*** SUPPLIED ENTRIES ***
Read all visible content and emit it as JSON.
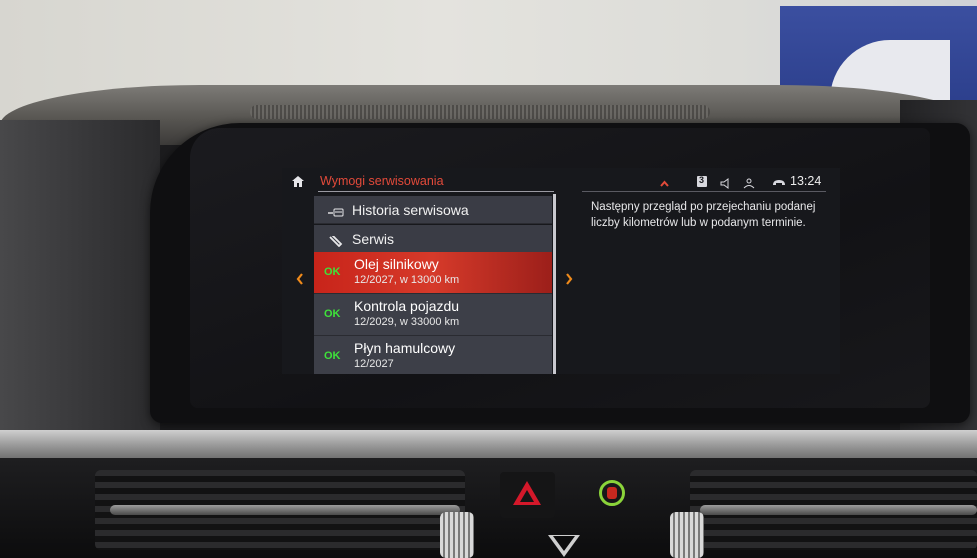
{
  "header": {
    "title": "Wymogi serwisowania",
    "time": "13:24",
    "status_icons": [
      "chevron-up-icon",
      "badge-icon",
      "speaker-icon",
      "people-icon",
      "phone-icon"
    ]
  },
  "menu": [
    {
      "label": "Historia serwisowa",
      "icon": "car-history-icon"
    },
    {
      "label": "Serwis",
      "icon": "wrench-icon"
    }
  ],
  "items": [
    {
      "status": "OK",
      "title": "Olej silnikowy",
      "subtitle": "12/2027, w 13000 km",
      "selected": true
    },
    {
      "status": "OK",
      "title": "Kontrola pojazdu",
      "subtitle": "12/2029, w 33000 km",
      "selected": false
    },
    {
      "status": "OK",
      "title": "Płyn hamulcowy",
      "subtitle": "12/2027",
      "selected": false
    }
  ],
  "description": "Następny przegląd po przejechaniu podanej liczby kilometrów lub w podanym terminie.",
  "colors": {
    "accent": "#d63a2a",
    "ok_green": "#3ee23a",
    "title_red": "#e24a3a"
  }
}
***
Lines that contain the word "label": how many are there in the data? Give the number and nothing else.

ANSWER TO THIS PROBLEM: 2